Excerpts from a dataset

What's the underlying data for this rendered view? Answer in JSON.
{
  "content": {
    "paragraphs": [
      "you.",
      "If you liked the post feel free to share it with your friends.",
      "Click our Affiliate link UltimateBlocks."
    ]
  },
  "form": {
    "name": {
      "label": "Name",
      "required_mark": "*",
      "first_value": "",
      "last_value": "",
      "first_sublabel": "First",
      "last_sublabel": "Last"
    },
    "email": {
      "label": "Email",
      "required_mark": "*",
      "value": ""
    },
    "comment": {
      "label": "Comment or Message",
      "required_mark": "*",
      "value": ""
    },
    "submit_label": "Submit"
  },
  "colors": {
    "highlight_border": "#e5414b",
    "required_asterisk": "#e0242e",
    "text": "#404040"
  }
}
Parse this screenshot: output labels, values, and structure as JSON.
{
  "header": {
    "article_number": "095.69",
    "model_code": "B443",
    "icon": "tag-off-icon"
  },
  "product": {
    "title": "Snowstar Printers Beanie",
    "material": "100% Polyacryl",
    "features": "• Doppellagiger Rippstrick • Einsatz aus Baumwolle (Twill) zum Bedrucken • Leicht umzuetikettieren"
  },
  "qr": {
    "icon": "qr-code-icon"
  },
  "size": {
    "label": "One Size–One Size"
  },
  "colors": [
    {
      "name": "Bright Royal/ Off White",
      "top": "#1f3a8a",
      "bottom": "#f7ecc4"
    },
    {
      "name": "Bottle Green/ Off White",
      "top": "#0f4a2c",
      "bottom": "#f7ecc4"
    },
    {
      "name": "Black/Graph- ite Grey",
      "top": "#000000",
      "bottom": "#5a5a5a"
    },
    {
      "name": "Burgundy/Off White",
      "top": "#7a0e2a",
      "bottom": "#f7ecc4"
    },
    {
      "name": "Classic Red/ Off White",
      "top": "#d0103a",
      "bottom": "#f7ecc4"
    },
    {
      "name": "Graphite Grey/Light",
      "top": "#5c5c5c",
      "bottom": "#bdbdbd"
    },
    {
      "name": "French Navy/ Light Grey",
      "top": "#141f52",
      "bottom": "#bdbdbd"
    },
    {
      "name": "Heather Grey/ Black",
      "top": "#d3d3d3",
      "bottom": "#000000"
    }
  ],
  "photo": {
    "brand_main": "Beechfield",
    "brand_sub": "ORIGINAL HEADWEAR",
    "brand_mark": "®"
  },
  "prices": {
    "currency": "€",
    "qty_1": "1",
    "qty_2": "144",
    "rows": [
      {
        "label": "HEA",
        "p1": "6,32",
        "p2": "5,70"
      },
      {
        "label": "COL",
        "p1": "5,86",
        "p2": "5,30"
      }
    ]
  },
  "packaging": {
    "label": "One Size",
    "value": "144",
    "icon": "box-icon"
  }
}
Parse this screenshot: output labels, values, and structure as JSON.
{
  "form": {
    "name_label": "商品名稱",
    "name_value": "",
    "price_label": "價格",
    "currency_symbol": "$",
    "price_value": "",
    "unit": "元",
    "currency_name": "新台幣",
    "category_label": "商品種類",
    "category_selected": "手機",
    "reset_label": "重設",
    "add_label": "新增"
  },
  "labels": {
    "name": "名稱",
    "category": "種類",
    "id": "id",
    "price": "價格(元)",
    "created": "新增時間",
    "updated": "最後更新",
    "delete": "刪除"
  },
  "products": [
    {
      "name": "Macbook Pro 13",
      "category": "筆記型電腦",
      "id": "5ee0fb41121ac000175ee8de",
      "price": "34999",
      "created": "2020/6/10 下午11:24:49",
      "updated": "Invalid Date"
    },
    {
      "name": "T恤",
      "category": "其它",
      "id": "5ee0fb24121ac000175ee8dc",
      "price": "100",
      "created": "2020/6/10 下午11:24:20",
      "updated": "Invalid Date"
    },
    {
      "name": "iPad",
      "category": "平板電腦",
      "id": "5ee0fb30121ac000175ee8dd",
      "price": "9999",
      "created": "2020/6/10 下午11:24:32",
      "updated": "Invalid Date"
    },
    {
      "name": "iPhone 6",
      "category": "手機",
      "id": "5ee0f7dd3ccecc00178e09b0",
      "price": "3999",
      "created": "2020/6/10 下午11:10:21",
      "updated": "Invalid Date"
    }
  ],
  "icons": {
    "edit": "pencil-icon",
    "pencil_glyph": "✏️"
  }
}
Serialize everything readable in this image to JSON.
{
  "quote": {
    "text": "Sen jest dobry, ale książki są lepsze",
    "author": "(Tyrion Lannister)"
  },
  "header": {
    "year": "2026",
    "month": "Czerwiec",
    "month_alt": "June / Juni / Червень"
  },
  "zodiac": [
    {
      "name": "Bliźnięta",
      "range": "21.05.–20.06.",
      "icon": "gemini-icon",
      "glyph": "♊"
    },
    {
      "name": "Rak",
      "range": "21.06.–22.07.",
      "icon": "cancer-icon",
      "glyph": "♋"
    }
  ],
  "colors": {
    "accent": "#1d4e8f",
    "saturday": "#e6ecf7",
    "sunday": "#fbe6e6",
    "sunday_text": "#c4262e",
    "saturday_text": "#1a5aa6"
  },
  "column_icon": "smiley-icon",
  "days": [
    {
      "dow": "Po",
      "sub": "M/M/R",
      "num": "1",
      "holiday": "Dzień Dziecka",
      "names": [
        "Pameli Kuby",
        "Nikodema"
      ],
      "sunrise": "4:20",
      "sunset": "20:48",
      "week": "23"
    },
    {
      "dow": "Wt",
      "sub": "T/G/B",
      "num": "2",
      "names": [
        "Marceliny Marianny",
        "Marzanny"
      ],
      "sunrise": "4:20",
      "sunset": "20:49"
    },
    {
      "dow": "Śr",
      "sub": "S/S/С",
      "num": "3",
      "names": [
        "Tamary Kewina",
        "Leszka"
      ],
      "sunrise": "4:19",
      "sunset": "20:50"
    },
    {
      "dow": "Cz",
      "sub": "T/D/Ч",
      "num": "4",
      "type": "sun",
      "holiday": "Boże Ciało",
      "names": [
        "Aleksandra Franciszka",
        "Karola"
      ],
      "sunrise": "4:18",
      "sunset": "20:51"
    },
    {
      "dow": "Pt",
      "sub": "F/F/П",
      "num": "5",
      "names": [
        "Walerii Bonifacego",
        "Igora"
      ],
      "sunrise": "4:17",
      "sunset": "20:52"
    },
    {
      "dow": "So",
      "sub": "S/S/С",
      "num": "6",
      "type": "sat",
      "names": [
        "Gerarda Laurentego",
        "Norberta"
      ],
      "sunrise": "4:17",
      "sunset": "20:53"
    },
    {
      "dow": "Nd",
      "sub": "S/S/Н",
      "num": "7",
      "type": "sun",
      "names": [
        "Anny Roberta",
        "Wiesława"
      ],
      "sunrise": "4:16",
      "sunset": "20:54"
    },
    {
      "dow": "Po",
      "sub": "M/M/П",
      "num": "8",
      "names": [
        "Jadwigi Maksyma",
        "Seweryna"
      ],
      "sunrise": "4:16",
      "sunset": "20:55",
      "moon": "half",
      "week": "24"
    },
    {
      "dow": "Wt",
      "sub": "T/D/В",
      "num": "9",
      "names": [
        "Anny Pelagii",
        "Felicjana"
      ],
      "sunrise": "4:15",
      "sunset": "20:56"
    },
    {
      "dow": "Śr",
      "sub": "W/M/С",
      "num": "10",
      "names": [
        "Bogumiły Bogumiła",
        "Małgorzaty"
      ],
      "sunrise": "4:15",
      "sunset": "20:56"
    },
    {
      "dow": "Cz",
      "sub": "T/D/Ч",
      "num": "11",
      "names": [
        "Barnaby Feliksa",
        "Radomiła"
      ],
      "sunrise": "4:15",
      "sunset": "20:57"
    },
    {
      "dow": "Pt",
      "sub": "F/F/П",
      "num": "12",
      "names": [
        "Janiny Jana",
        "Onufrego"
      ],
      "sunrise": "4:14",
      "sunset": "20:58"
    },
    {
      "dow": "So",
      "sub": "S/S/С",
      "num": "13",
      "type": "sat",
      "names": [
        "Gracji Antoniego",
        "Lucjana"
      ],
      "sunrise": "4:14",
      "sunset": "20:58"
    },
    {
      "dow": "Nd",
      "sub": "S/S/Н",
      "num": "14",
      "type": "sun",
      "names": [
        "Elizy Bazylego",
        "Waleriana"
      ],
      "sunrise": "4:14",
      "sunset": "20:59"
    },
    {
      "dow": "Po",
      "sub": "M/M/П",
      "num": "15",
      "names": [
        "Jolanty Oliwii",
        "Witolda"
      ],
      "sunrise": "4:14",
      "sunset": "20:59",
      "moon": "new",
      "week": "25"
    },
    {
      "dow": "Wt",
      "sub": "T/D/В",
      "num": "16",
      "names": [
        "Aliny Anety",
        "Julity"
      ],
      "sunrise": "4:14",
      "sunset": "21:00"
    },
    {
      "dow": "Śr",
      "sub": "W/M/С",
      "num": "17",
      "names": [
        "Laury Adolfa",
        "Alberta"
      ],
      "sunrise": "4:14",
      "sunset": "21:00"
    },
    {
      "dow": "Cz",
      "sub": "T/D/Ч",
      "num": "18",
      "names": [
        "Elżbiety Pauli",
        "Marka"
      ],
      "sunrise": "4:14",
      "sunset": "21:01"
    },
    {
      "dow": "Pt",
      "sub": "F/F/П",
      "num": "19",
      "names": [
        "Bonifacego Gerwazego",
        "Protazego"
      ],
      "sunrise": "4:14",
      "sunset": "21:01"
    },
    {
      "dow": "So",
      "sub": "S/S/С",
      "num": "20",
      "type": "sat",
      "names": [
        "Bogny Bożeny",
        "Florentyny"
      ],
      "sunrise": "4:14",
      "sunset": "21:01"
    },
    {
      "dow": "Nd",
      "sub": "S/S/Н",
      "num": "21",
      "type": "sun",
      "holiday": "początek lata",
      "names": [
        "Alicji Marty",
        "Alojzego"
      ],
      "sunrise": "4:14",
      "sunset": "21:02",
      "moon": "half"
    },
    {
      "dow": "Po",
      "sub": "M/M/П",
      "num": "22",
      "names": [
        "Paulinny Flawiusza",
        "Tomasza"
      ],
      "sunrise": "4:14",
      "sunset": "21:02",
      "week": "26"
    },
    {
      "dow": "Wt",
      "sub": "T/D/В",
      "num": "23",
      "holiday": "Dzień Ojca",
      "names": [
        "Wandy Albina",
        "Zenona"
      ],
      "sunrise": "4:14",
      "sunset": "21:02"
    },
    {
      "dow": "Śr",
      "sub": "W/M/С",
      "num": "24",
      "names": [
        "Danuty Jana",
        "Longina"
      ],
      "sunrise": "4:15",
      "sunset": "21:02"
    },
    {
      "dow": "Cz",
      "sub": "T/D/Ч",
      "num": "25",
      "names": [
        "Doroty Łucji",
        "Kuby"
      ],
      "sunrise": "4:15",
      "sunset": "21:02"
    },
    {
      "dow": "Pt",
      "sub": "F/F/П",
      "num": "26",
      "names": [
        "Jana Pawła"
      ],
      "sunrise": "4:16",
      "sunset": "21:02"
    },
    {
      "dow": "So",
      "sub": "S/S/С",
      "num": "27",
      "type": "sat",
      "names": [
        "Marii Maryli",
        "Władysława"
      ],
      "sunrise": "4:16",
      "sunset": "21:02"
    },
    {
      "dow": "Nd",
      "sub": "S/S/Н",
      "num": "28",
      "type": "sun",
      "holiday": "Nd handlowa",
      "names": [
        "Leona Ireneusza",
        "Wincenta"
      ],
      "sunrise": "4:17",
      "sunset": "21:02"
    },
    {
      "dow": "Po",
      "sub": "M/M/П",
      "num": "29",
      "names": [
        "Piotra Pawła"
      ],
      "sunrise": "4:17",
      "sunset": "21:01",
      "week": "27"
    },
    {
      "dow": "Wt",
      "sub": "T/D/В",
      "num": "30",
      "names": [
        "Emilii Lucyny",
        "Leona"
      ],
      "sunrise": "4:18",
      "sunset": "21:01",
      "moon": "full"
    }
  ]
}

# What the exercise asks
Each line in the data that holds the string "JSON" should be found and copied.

# Response area
What's the underlying data for this rendered view? Answer in JSON.
Parse this screenshot: output labels, values, and structure as JSON.
Parse this screenshot: output labels, values, and structure as JSON.
Serialize everything readable in this image to JSON.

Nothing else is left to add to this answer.